**Brief**: What is needed is an exact copy of the line that contains "Convert this screenshot" and of all later lines to the end of the records below, with no other lines.

##########

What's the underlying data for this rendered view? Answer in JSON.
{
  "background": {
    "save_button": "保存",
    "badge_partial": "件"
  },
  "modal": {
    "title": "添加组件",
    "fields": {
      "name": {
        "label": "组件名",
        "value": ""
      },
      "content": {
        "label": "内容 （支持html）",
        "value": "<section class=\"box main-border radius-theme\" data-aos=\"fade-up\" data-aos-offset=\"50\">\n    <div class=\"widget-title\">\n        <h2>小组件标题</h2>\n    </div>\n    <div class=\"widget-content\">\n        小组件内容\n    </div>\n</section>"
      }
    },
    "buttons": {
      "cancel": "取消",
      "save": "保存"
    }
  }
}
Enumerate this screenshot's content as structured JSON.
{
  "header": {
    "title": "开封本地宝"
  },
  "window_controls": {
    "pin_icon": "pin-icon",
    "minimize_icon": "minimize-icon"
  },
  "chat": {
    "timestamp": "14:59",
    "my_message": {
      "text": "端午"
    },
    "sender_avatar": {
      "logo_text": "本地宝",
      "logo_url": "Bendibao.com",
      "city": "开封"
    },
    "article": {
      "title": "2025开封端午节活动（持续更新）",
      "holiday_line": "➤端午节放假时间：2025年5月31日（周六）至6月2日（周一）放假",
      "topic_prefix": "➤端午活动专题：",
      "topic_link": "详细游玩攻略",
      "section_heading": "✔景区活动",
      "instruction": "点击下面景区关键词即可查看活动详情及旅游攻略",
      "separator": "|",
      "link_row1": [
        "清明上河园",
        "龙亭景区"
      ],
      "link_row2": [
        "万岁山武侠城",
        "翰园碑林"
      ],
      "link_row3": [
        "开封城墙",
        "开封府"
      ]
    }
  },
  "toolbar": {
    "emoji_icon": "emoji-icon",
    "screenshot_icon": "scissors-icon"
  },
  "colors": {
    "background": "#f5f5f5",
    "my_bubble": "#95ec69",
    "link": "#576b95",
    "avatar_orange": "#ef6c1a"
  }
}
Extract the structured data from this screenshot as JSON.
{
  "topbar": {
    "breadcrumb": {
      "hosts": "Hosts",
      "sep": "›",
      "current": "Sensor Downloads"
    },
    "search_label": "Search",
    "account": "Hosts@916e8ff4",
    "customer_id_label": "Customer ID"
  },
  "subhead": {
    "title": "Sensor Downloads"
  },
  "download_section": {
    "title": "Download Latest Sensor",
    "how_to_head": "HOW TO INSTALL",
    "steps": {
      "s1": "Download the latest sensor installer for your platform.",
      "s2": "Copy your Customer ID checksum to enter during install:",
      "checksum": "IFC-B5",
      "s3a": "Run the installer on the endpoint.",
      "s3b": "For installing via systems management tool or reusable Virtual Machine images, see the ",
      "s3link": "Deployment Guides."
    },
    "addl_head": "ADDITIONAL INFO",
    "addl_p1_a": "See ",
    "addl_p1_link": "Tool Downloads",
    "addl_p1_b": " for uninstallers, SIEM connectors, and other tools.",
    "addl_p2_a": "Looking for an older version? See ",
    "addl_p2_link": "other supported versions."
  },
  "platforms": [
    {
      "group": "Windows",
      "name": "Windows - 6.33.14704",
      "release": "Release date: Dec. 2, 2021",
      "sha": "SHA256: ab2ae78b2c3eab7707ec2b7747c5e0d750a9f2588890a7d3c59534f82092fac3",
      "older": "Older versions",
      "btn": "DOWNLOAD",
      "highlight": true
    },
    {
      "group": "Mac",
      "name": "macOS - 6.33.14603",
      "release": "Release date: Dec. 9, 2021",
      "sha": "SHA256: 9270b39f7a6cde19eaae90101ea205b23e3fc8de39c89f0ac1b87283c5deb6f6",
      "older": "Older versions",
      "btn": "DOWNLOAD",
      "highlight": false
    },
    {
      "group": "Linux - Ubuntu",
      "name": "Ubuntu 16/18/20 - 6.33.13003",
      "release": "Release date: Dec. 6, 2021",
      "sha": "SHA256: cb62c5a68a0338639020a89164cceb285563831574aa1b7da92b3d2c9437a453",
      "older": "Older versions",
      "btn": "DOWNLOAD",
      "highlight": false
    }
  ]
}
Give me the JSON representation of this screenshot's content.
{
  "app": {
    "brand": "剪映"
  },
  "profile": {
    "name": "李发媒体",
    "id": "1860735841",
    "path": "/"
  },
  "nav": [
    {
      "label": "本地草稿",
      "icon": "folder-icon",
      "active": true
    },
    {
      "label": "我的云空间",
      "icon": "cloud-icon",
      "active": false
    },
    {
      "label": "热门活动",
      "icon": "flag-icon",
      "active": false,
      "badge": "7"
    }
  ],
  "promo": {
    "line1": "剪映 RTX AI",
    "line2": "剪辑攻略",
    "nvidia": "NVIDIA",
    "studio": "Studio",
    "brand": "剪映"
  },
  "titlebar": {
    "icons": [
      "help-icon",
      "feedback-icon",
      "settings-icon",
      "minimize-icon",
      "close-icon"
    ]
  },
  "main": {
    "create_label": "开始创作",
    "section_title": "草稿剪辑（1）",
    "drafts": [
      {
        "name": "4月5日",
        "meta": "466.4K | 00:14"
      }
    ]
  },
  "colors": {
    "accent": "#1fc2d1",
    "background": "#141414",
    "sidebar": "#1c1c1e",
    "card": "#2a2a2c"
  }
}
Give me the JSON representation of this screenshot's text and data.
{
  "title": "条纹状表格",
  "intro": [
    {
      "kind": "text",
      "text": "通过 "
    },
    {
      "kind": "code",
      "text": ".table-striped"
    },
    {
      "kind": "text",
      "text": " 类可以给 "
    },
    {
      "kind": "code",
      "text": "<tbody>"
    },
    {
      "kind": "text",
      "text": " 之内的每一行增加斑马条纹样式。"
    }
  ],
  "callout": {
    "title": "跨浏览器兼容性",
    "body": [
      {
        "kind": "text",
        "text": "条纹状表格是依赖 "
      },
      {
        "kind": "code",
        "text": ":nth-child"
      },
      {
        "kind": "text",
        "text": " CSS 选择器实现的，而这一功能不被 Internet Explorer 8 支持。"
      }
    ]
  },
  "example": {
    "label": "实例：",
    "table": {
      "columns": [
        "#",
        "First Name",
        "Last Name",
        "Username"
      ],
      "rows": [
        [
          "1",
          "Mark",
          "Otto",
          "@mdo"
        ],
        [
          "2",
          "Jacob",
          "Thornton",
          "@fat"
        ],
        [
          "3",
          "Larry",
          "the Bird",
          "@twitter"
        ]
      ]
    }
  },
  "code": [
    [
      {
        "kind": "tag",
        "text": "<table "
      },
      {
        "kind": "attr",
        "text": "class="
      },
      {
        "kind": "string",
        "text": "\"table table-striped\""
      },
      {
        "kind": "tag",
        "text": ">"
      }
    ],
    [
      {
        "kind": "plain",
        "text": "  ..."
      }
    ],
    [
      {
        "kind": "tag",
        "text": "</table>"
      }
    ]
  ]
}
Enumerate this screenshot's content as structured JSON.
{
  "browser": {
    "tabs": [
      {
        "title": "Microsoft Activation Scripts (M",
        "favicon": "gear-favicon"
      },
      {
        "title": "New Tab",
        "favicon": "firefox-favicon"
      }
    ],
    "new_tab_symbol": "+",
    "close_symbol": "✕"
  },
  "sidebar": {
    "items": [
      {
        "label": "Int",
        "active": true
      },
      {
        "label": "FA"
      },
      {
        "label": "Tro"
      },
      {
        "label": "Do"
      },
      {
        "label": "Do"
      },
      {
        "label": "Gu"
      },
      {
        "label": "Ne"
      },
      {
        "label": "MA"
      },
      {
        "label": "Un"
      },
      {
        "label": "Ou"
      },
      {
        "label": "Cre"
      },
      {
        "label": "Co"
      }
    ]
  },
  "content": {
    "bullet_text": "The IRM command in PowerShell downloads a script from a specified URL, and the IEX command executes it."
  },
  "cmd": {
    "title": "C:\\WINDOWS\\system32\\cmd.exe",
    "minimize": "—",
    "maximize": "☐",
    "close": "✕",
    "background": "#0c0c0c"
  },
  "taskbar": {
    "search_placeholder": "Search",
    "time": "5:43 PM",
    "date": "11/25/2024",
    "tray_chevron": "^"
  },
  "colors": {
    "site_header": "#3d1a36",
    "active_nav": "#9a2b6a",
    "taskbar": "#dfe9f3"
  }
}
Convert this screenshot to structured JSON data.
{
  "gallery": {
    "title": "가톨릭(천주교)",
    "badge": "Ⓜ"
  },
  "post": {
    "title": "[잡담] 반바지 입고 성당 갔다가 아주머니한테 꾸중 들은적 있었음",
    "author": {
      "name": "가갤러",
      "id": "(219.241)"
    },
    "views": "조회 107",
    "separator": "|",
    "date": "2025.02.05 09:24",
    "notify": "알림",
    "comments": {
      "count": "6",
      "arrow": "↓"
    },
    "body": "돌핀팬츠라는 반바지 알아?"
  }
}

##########

**Task solution**:
Convert this screenshot to structured JSON data.
{
  "gallery": {
    "title": "가톨릭(천주교)",
    "badge": "Ⓜ"
  },
  "post": {
    "title": "[잡담] 반바지 입고 성당 갔다가 아주머니한테 꾸중 들은적 있었음",
    "author": {
      "name": "가갤러",
      "id": "(219.241)"
    },
    "views": "조회 107",
    "separator": "|",
    "date": "2025.02.05 09:24",
    "notify": "알림",
    "comments": {
      "count": "6",
      "arrow": "↓"
    },
    "body": "돌핀팬츠라는 반바지 알아?"
  }
}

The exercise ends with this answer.